Fewer Texans moved to California during the 2013-14 period. The IRS reported 21,391 returns with address changes from Texas to California. The returns reported $1.56 billion in adjusted gross income.
"California’s taxes and regulations are crushing businesses, and there are more opportunities in Texas for people to start new companies, get good jobs, and create better lives for their families," said Nathan Nascimento, the director of state initiatives at Freedom Partners. "When tax and regulatory climates are bad, people will move to better economic environments—this phenomenon isn’t a mystery, it’s how marketplaces work. Not only should other state governments take note of this, but so should the federal government."
According to Tom Gray of the Manhattan Institute, people may be leaving California for the employment opportunities, tax breaks, or less crowded living arrangements that other states offer.
"States with low unemployment rates, such as Texas, are drawing people from California, whose rate is above the national average," Gray wrote. "Taxation also appears to be a factor, especially as it contributes to the business climate and, in turn, jobs."
"Most of the destination states favored by Californians have lower taxes," Gray wrote. "States that have gained the most at California’s expense are rated as having better business climates.
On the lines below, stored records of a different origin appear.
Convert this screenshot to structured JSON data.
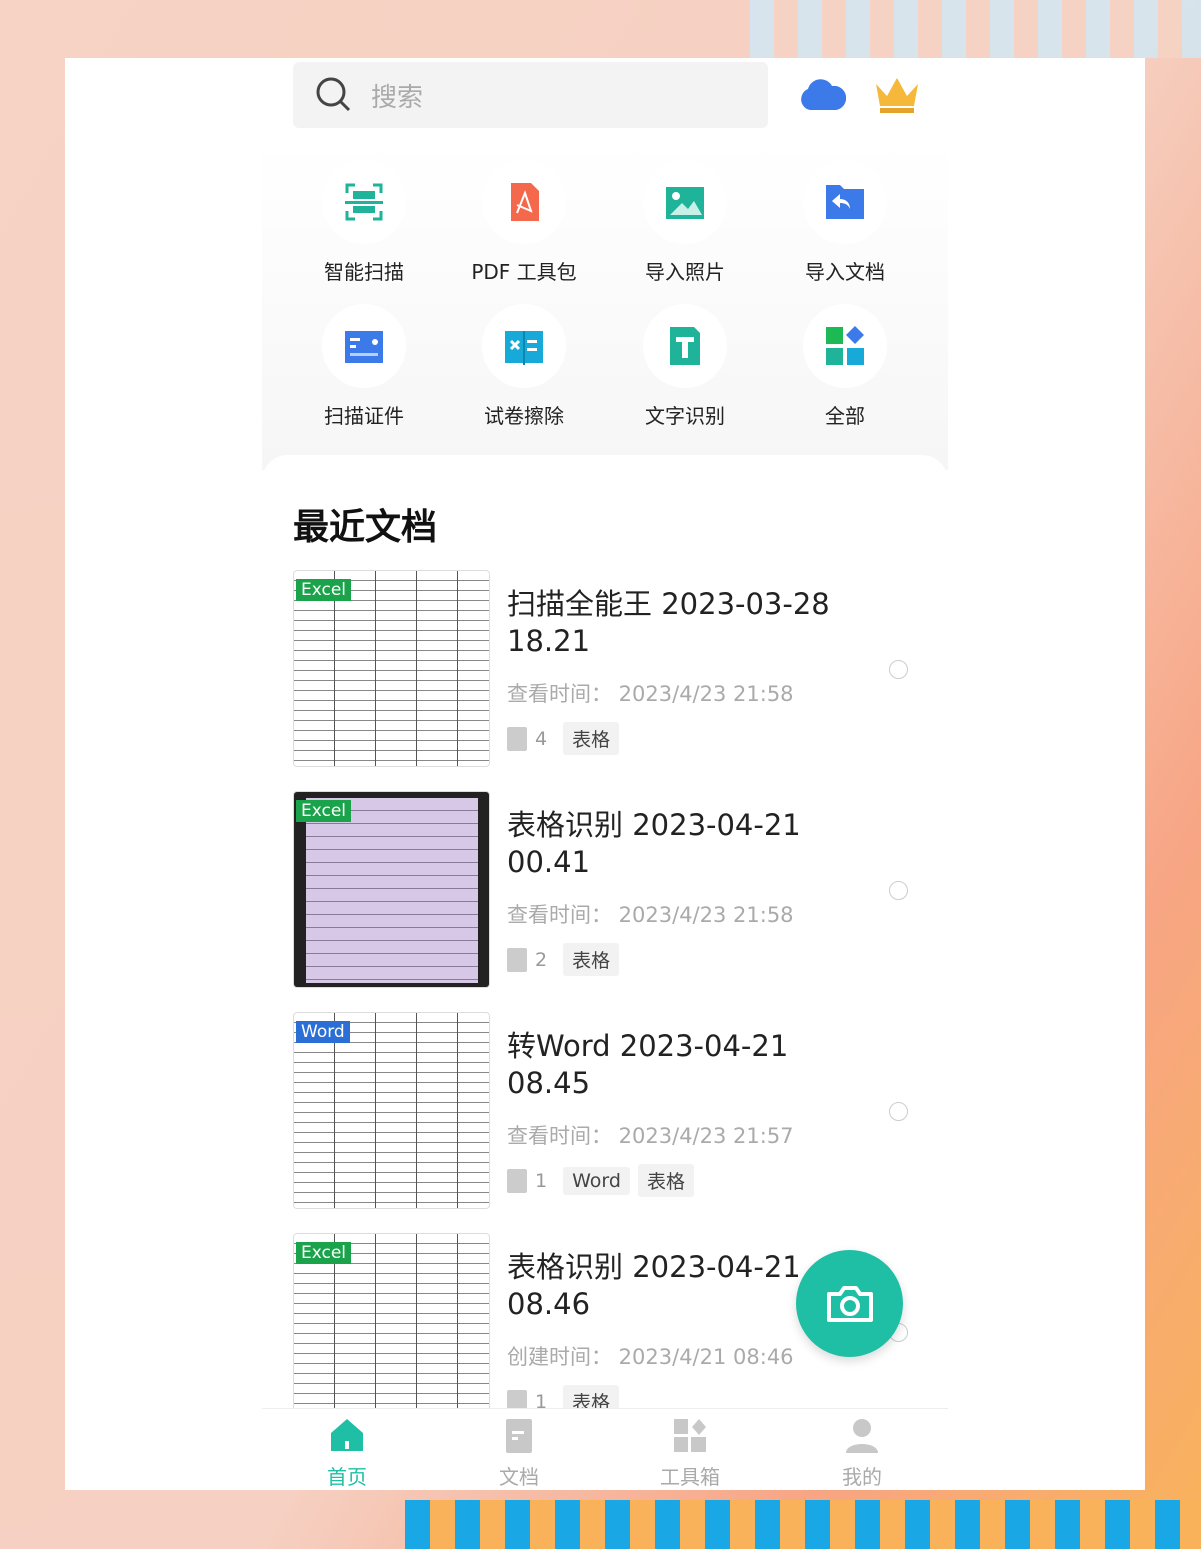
{
  "search": {
    "placeholder": "搜索"
  },
  "header": {
    "cloud_icon": "cloud-icon",
    "vip_icon": "crown-icon"
  },
  "tools": [
    {
      "label": "智能扫描",
      "icon": "scan-icon",
      "color": "#1fb39a"
    },
    {
      "label": "PDF 工具包",
      "icon": "pdf-icon",
      "color": "#f4694b"
    },
    {
      "label": "导入照片",
      "icon": "image-icon",
      "color": "#1fb39a"
    },
    {
      "label": "导入文档",
      "icon": "folder-import-icon",
      "color": "#3b7ae8"
    },
    {
      "label": "扫描证件",
      "icon": "id-card-icon",
      "color": "#3b7ae8"
    },
    {
      "label": "试卷擦除",
      "icon": "exam-erase-icon",
      "color": "#17a9d8"
    },
    {
      "label": "文字识别",
      "icon": "text-ocr-icon",
      "color": "#1fb39a"
    },
    {
      "label": "全部",
      "icon": "all-apps-icon",
      "color": "#1fb39a"
    }
  ],
  "recent": {
    "title": "最近文档",
    "items": [
      {
        "badge": "Excel",
        "title": "扫描全能王 2023-03-28 18.21",
        "time": "查看时间： 2023/4/23 21:58",
        "pages": "4",
        "tags": [
          "表格"
        ]
      },
      {
        "badge": "Excel",
        "title": "表格识别 2023-04-21 00.41",
        "time": "查看时间： 2023/4/23 21:58",
        "pages": "2",
        "tags": [
          "表格"
        ]
      },
      {
        "badge": "Word",
        "title": "转Word 2023-04-21 08.45",
        "time": "查看时间： 2023/4/23 21:57",
        "pages": "1",
        "tags": [
          "Word",
          "表格"
        ]
      },
      {
        "badge": "Excel",
        "title": "表格识别 2023-04-21 08.46",
        "time": "创建时间： 2023/4/21 08:46",
        "pages": "1",
        "tags": [
          "表格"
        ]
      }
    ]
  },
  "nav": [
    {
      "label": "首页",
      "active": true
    },
    {
      "label": "文档"
    },
    {
      "label": "工具箱"
    },
    {
      "label": "我的"
    }
  ],
  "colors": {
    "accent": "#1fbfa6"
  }
}
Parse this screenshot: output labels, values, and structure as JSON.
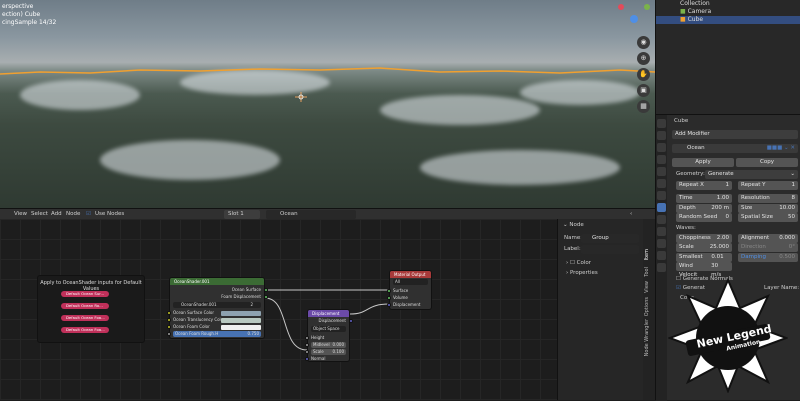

The data suggest that may cost drivers—taxes, regulations, the high price of housing and commercial real estate, costly electricity, union power, and high labor costs—are prompting businesses to locate outside California, thus helping to drive the exodus."